* Required action:
Reproduce every line of the data, exactly and without its pictures.

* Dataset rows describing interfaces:
===============
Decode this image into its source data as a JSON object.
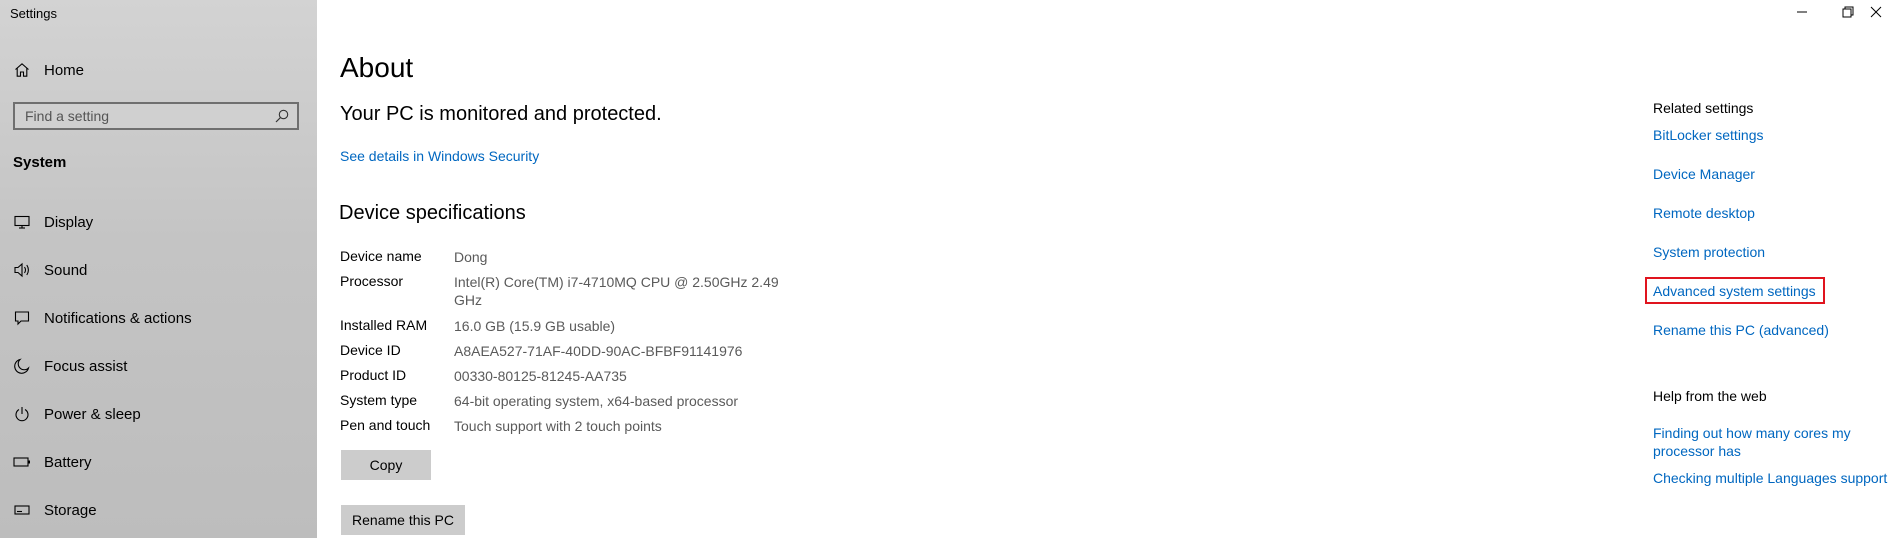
{
  "window": {
    "title": "Settings"
  },
  "sidebar": {
    "home_label": "Home",
    "search_placeholder": "Find a setting",
    "section_label": "System",
    "items": [
      {
        "label": "Display",
        "icon": "display-icon"
      },
      {
        "label": "Sound",
        "icon": "speaker-icon"
      },
      {
        "label": "Notifications & actions",
        "icon": "notification-icon"
      },
      {
        "label": "Focus assist",
        "icon": "moon-icon"
      },
      {
        "label": "Power & sleep",
        "icon": "power-icon"
      },
      {
        "label": "Battery",
        "icon": "battery-icon"
      },
      {
        "label": "Storage",
        "icon": "storage-icon"
      }
    ]
  },
  "main": {
    "title": "About",
    "protection_message": "Your PC is monitored and protected.",
    "security_link": "See details in Windows Security",
    "specs_heading": "Device specifications",
    "specs": [
      {
        "key": "Device name",
        "value": "Dong"
      },
      {
        "key": "Processor",
        "value": "Intel(R) Core(TM) i7-4710MQ CPU @ 2.50GHz   2.49 GHz"
      },
      {
        "key": "Installed RAM",
        "value": "16.0 GB (15.9 GB usable)"
      },
      {
        "key": "Device ID",
        "value": "A8AEA527-71AF-40DD-90AC-BFBF91141976"
      },
      {
        "key": "Product ID",
        "value": "00330-80125-81245-AA735"
      },
      {
        "key": "System type",
        "value": "64-bit operating system, x64-based processor"
      },
      {
        "key": "Pen and touch",
        "value": "Touch support with 2 touch points"
      }
    ],
    "copy_button": "Copy",
    "rename_button": "Rename this PC"
  },
  "related": {
    "heading": "Related settings",
    "links": [
      "BitLocker settings",
      "Device Manager",
      "Remote desktop",
      "System protection",
      "Advanced system settings",
      "Rename this PC (advanced)"
    ],
    "highlighted_link": "Advanced system settings",
    "highlight_color": "#e0141e"
  },
  "help": {
    "heading": "Help from the web",
    "links": [
      "Finding out how many cores my processor has",
      "Checking multiple Languages support"
    ]
  },
  "colors": {
    "link": "#0067c0",
    "sidebar_bg": "#c8c8c8",
    "button_bg": "#cccccc"
  }
}
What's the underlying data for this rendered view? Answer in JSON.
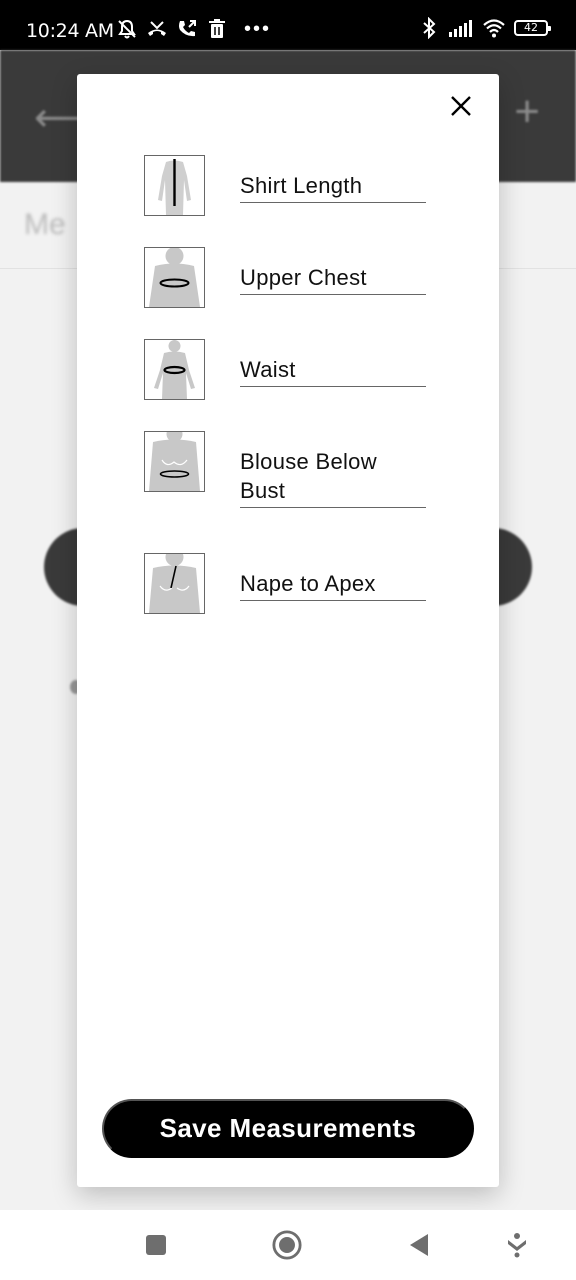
{
  "status_bar": {
    "time": "10:24 AM",
    "battery_level": "42",
    "left_icons": [
      "mute-icon",
      "missed-call-icon",
      "call-forward-icon",
      "trash-icon",
      "more-dots-icon"
    ],
    "right_icons": [
      "bluetooth-icon",
      "signal-icon",
      "wifi-icon",
      "battery-icon"
    ]
  },
  "modal": {
    "close_icon": "close-icon",
    "measurements": [
      {
        "label": "Shirt Length",
        "icon": "shirt-length-figure-icon"
      },
      {
        "label": "Upper Chest",
        "icon": "upper-chest-figure-icon"
      },
      {
        "label": "Waist",
        "icon": "waist-figure-icon"
      },
      {
        "label": "Blouse Below Bust",
        "icon": "blouse-below-bust-figure-icon"
      },
      {
        "label": "Nape to Apex",
        "icon": "nape-to-apex-figure-icon"
      }
    ],
    "save_label": "Save Measurements"
  },
  "nav_bar": {
    "icons": [
      "recents-square-icon",
      "home-circle-icon",
      "back-triangle-icon",
      "assist-down-icon"
    ]
  },
  "colors": {
    "modal_bg": "#ffffff",
    "button_bg": "#000000",
    "header_bg": "#3a3a3a",
    "figure_fill": "#c8c8c8"
  }
}
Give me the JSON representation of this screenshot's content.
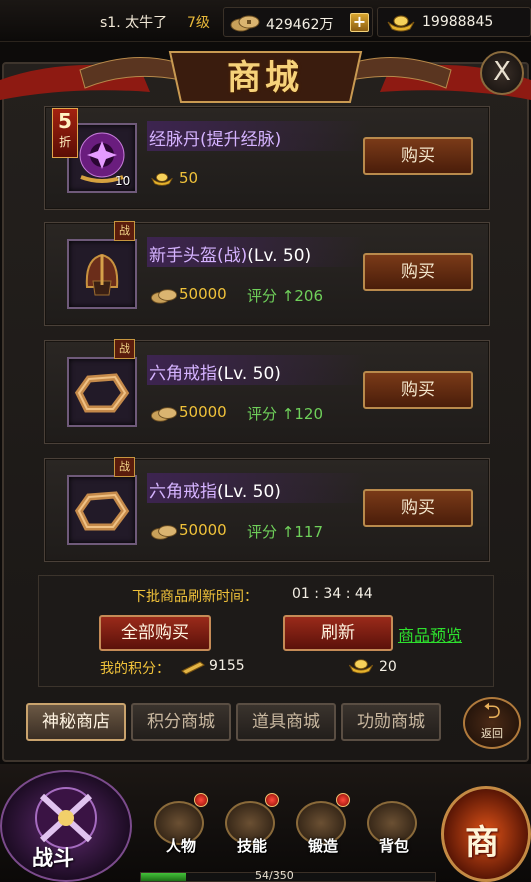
{
  "topbar": {
    "player_name": "s1. 太牛了",
    "level": "7级",
    "copper": "429462万",
    "gold": "19988845"
  },
  "window": {
    "title": "商城",
    "close_label": "X"
  },
  "items": [
    {
      "name": "经脉丹",
      "extra": "(提升经脉)",
      "quantity": "10",
      "discount": "5",
      "discount_unit": "折",
      "currency": "gold-ingot",
      "price": "50",
      "score_label": "",
      "score": "",
      "buy_label": "购买",
      "icon": "meridian-pill-icon"
    },
    {
      "name": "新手头盔(战)",
      "extra": "(Lv. 50)",
      "battle_tag": "战",
      "currency": "copper-coins",
      "price": "50000",
      "score_label": "评分",
      "score": "206",
      "buy_label": "购买",
      "icon": "helmet-icon"
    },
    {
      "name": "六角戒指",
      "extra": "(Lv. 50)",
      "battle_tag": "战",
      "currency": "copper-coins",
      "price": "50000",
      "score_label": "评分",
      "score": "120",
      "buy_label": "购买",
      "icon": "hexagon-ring-icon"
    },
    {
      "name": "六角戒指",
      "extra": "(Lv. 50)",
      "battle_tag": "战",
      "currency": "copper-coins",
      "price": "50000",
      "score_label": "评分",
      "score": "117",
      "buy_label": "购买",
      "icon": "hexagon-ring-icon"
    }
  ],
  "refresh": {
    "label": "下批商品刷新时间：",
    "time": "01 : 34 : 44",
    "buy_all_label": "全部购买",
    "refresh_label": "刷新",
    "preview_label": "商品预览",
    "my_points_label": "我的积分：",
    "my_points": "9155",
    "refresh_cost": "20"
  },
  "tabs": [
    {
      "label": "神秘商店",
      "active": true
    },
    {
      "label": "积分商城",
      "active": false
    },
    {
      "label": "道具商城",
      "active": false
    },
    {
      "label": "功勋商城",
      "active": false
    }
  ],
  "back_label": "返回",
  "hud": {
    "fight_label": "战斗",
    "buttons": [
      {
        "label": "人物",
        "icon": "character-icon"
      },
      {
        "label": "技能",
        "icon": "skill-scroll-icon"
      },
      {
        "label": "锻造",
        "icon": "forge-icon"
      },
      {
        "label": "背包",
        "icon": "bag-icon"
      }
    ],
    "shop_label": "商",
    "exp_text": "54/350",
    "exp_progress": 0.154
  },
  "colors": {
    "gold_text": "#f0c23a",
    "item_name": "#d5b3ff",
    "score_green": "#6fd05a",
    "preview_link": "#2ee02e"
  }
}
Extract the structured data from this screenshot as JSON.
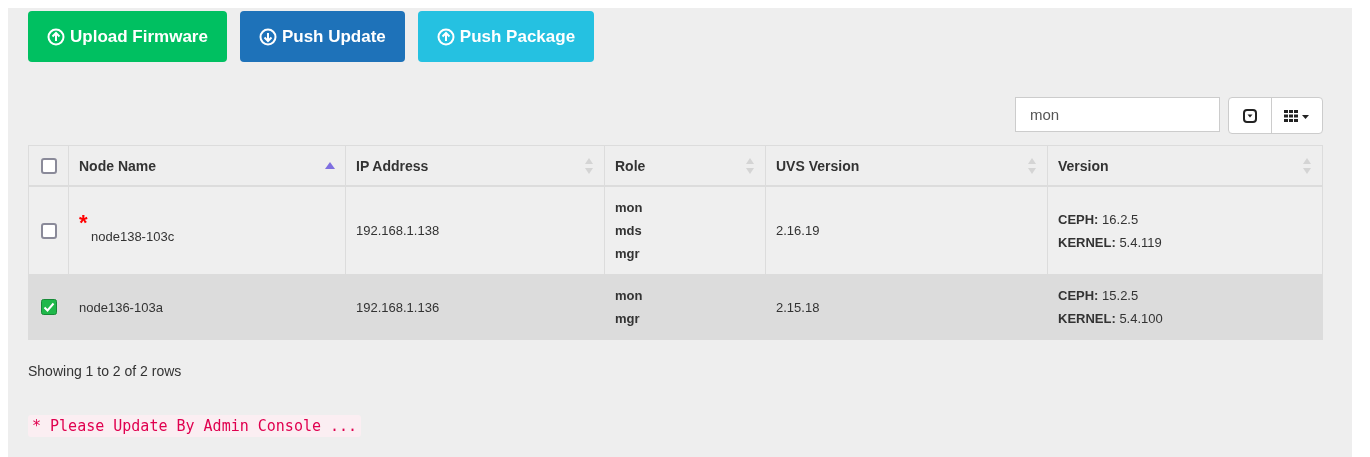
{
  "toolbar": {
    "buttons": [
      {
        "label": "Upload Firmware",
        "kind": "upload"
      },
      {
        "label": "Push Update",
        "kind": "download"
      },
      {
        "label": "Push Package",
        "kind": "upload"
      }
    ]
  },
  "search": {
    "value": "mon"
  },
  "table": {
    "select_all": {
      "checked": false
    },
    "columns": [
      {
        "label": "Node Name",
        "sorted": true
      },
      {
        "label": "IP Address",
        "sorted": false
      },
      {
        "label": "Role",
        "sorted": false
      },
      {
        "label": "UVS Version",
        "sorted": false
      },
      {
        "label": "Version",
        "sorted": false
      }
    ],
    "rows": [
      {
        "checked": false,
        "marker": "*",
        "node_name": "node138-103c",
        "ip": "192.168.1.138",
        "roles": [
          "mon",
          "mds",
          "mgr"
        ],
        "uvs_version": "2.16.19",
        "version": [
          "**CEPH:** 16.2.5",
          "**KERNEL:** 5.4.119"
        ]
      },
      {
        "checked": true,
        "node_name": "node136-103a",
        "ip": "192.168.1.136",
        "roles": [
          "mon",
          "mgr"
        ],
        "uvs_version": "2.15.18",
        "version": [
          "**CEPH:** 15.2.5",
          "**KERNEL:** 5.4.100"
        ]
      }
    ]
  },
  "pagination_info": "Showing 1 to 2 of 2 rows",
  "note": "* Please Update By Admin Console ..."
}
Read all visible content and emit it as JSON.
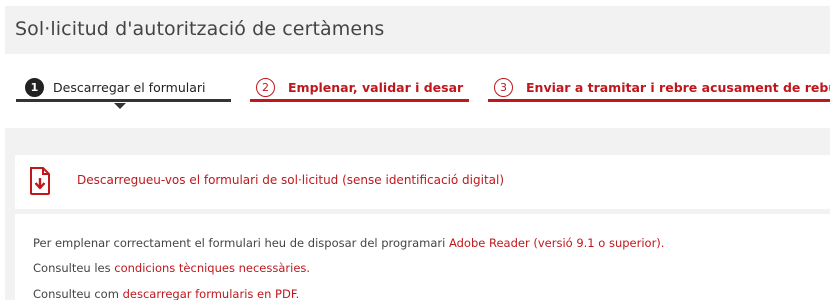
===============
* Written reply:
Decode this image into its source data as a JSON object.
{
  "window": {
    "title": "Settings"
  },
  "sidebar": {
    "home_label": "Home",
    "search_placeholder": "Find a setting",
    "section_label": "System",
    "items": [
      {
        "label": "Display",
        "icon": "display-icon"
      },
      {
        "label": "Sound",
        "icon": "speaker-icon"
      },
      {
        "label": "Notifications & actions",
        "icon": "notification-icon"
      },
      {
        "label": "Focus assist",
        "icon": "moon-icon"
      },
      {
        "label": "Power & sleep",
        "icon": "power-icon"
      },
      {
        "label": "Battery",
        "icon": "battery-icon"
      },
      {
        "label": "Storage",
        "icon": "storage-icon"
      }
    ]
  },
  "main": {
    "title": "About",
    "protection_message": "Your PC is monitored and protected.",
    "security_link": "See details in Windows Security",
    "specs_heading": "Device specifications",
    "specs": [
      {
        "key": "Device name",
        "value": "Dong"
      },
      {
        "key": "Processor",
        "value": "Intel(R) Core(TM) i7-4710MQ CPU @ 2.50GHz   2.49 GHz"
      },
      {
        "key": "Installed RAM",
        "value": "16.0 GB (15.9 GB usable)"
      },
      {
        "key": "Device ID",
        "value": "A8AEA527-71AF-40DD-90AC-BFBF91141976"
      },
      {
        "key": "Product ID",
        "value": "00330-80125-81245-AA735"
      },
      {
        "key": "System type",
        "value": "64-bit operating system, x64-based processor"
      },
      {
        "key": "Pen and touch",
        "value": "Touch support with 2 touch points"
      }
    ],
    "copy_button": "Copy",
    "rename_button": "Rename this PC"
  },
  "related": {
    "heading": "Related settings",
    "links": [
      "BitLocker settings",
      "Device Manager",
      "Remote desktop",
      "System protection",
      "Advanced system settings",
      "Rename this PC (advanced)"
    ],
    "highlighted_link": "Advanced system settings",
    "highlight_color": "#e0141e"
  },
  "help": {
    "heading": "Help from the web",
    "links": [
      "Finding out how many cores my processor has",
      "Checking multiple Languages support"
    ]
  },
  "colors": {
    "link": "#0067c0",
    "sidebar_bg": "#c8c8c8",
    "button_bg": "#cccccc"
  }
}
What's the underlying data for this rendered view? Answer in JSON.
{
  "status_bar": {
    "time": "10:24 AM",
    "battery_level": "42",
    "left_icons": [
      "mute-icon",
      "missed-call-icon",
      "call-forward-icon",
      "trash-icon",
      "more-dots-icon"
    ],
    "right_icons": [
      "bluetooth-icon",
      "signal-icon",
      "wifi-icon",
      "battery-icon"
    ]
  },
  "modal": {
    "close_icon": "close-icon",
    "measurements": [
      {
        "label": "Shirt Length",
        "icon": "shirt-length-figure-icon"
      },
      {
        "label": "Upper Chest",
        "icon": "upper-chest-figure-icon"
      },
      {
        "label": "Waist",
        "icon": "waist-figure-icon"
      },
      {
        "label": "Blouse Below Bust",
        "icon": "blouse-below-bust-figure-icon"
      },
      {
        "label": "Nape to Apex",
        "icon": "nape-to-apex-figure-icon"
      }
    ],
    "save_label": "Save Measurements"
  },
  "nav_bar": {
    "icons": [
      "recents-square-icon",
      "home-circle-icon",
      "back-triangle-icon",
      "assist-down-icon"
    ]
  },
  "colors": {
    "modal_bg": "#ffffff",
    "button_bg": "#000000",
    "header_bg": "#3a3a3a",
    "figure_fill": "#c8c8c8"
  }
}
Give me the JSON representation of this screenshot's content.
{
  "topbar": {
    "player_name": "s1. 太牛了",
    "level": "7级",
    "copper": "429462万",
    "gold": "19988845"
  },
  "window": {
    "title": "商城",
    "close_label": "X"
  },
  "items": [
    {
      "name": "经脉丹",
      "extra": "(提升经脉)",
      "quantity": "10",
      "discount": "5",
      "discount_unit": "折",
      "currency": "gold-ingot",
      "price": "50",
      "score_label": "",
      "score": "",
      "buy_label": "购买",
      "icon": "meridian-pill-icon"
    },
    {
      "name": "新手头盔(战)",
      "extra": "(Lv. 50)",
      "battle_tag": "战",
      "currency": "copper-coins",
      "price": "50000",
      "score_label": "评分",
      "score": "206",
      "buy_label": "购买",
      "icon": "helmet-icon"
    },
    {
      "name": "六角戒指",
      "extra": "(Lv. 50)",
      "battle_tag": "战",
      "currency": "copper-coins",
      "price": "50000",
      "score_label": "评分",
      "score": "120",
      "buy_label": "购买",
      "icon": "hexagon-ring-icon"
    },
    {
      "name": "六角戒指",
      "extra": "(Lv. 50)",
      "battle_tag": "战",
      "currency": "copper-coins",
      "price": "50000",
      "score_label": "评分",
      "score": "117",
      "buy_label": "购买",
      "icon": "hexagon-ring-icon"
    }
  ],
  "refresh": {
    "label": "下批商品刷新时间：",
    "time": "01 : 34 : 44",
    "buy_all_label": "全部购买",
    "refresh_label": "刷新",
    "preview_label": "商品预览",
    "my_points_label": "我的积分：",
    "my_points": "9155",
    "refresh_cost": "20"
  },
  "tabs": [
    {
      "label": "神秘商店",
      "active": true
    },
    {
      "label": "积分商城",
      "active": false
    },
    {
      "label": "道具商城",
      "active": false
    },
    {
      "label": "功勋商城",
      "active": false
    }
  ],
  "back_label": "返回",
  "hud": {
    "fight_label": "战斗",
    "buttons": [
      {
        "label": "人物",
        "icon": "character-icon"
      },
      {
        "label": "技能",
        "icon": "skill-scroll-icon"
      },
      {
        "label": "锻造",
        "icon": "forge-icon"
      },
      {
        "label": "背包",
        "icon": "bag-icon"
      }
    ],
    "shop_label": "商",
    "exp_text": "54/350",
    "exp_progress": 0.154
  },
  "colors": {
    "gold_text": "#f0c23a",
    "item_name": "#d5b3ff",
    "score_green": "#6fd05a",
    "preview_link": "#2ee02e"
  }
}
Extract the structured data from this screenshot as JSON.
{
  "toolbar": {
    "buttons": [
      {
        "label": "Upload Firmware",
        "kind": "upload"
      },
      {
        "label": "Push Update",
        "kind": "download"
      },
      {
        "label": "Push Package",
        "kind": "upload"
      }
    ]
  },
  "search": {
    "value": "mon"
  },
  "table": {
    "select_all": {
      "checked": false
    },
    "columns": [
      {
        "label": "Node Name",
        "sorted": true
      },
      {
        "label": "IP Address",
        "sorted": false
      },
      {
        "label": "Role",
        "sorted": false
      },
      {
        "label": "UVS Version",
        "sorted": false
      },
      {
        "label": "Version",
        "sorted": false
      }
    ],
    "rows": [
      {
        "checked": false,
        "marker": "*",
        "node_name": "node138-103c",
        "ip": "192.168.1.138",
        "roles": [
          "mon",
          "mds",
          "mgr"
        ],
        "uvs_version": "2.16.19",
        "version": [
          "**CEPH:** 16.2.5",
          "**KERNEL:** 5.4.119"
        ]
      },
      {
        "checked": true,
        "node_name": "node136-103a",
        "ip": "192.168.1.136",
        "roles": [
          "mon",
          "mgr"
        ],
        "uvs_version": "2.15.18",
        "version": [
          "**CEPH:** 15.2.5",
          "**KERNEL:** 5.4.100"
        ]
      }
    ]
  },
  "pagination_info": "Showing 1 to 2 of 2 rows",
  "note": "* Please Update By Admin Console ..."
}
Read all visible content and emit it as JSON.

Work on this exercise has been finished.